* EXERCISE DESCRIPTION:
Gather every line of the entries that includes the word "title".

+++ GIVEN DATA

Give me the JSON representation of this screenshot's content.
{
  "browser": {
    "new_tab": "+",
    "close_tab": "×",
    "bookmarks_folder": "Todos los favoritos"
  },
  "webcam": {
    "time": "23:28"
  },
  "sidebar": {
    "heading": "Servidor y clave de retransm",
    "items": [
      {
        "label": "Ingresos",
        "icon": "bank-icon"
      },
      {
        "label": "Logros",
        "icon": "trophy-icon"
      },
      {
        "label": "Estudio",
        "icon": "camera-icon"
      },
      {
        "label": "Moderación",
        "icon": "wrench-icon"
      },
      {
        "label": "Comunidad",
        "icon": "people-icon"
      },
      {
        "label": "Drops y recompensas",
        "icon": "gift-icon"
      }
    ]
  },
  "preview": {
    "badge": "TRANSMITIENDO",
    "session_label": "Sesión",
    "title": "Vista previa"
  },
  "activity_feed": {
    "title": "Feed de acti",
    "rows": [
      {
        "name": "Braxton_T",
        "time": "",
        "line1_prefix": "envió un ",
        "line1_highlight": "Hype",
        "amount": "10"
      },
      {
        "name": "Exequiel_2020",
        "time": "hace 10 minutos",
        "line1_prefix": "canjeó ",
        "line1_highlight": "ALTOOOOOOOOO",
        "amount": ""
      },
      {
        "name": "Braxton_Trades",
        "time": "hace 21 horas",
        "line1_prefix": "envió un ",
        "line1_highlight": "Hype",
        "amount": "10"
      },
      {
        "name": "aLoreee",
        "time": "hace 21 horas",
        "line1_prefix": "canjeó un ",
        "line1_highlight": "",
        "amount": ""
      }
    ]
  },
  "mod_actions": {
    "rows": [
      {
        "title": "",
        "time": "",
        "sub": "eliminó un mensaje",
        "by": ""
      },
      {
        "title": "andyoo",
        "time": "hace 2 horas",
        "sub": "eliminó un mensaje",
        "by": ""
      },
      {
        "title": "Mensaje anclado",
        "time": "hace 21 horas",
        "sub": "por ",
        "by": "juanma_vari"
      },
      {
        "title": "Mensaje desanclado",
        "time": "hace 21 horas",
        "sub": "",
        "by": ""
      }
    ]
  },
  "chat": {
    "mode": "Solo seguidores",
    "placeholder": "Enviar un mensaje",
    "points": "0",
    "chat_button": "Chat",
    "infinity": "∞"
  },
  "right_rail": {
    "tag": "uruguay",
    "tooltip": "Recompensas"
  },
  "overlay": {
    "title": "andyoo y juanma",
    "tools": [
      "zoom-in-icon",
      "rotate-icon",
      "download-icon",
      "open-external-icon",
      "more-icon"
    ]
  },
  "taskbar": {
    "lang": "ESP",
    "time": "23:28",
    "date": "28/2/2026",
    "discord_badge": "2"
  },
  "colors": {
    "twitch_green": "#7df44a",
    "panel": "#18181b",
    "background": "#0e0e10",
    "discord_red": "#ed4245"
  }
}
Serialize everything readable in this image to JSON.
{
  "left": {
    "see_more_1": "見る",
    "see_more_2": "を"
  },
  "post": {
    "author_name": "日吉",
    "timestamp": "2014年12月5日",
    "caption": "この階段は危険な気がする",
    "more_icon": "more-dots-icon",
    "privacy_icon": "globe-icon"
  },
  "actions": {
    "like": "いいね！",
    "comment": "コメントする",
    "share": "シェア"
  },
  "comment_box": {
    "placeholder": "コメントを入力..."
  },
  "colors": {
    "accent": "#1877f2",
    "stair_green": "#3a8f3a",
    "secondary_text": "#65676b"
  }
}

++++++

* SOLUTION TO THE PROBLEM:
    "title": "Vista previa"
    "title": "Feed de acti",
        "title": "",
        "title": "andyoo",
        "title": "Mensaje anclado",
        "title": "Mensaje desanclado",
    "title": "andyoo y juanma",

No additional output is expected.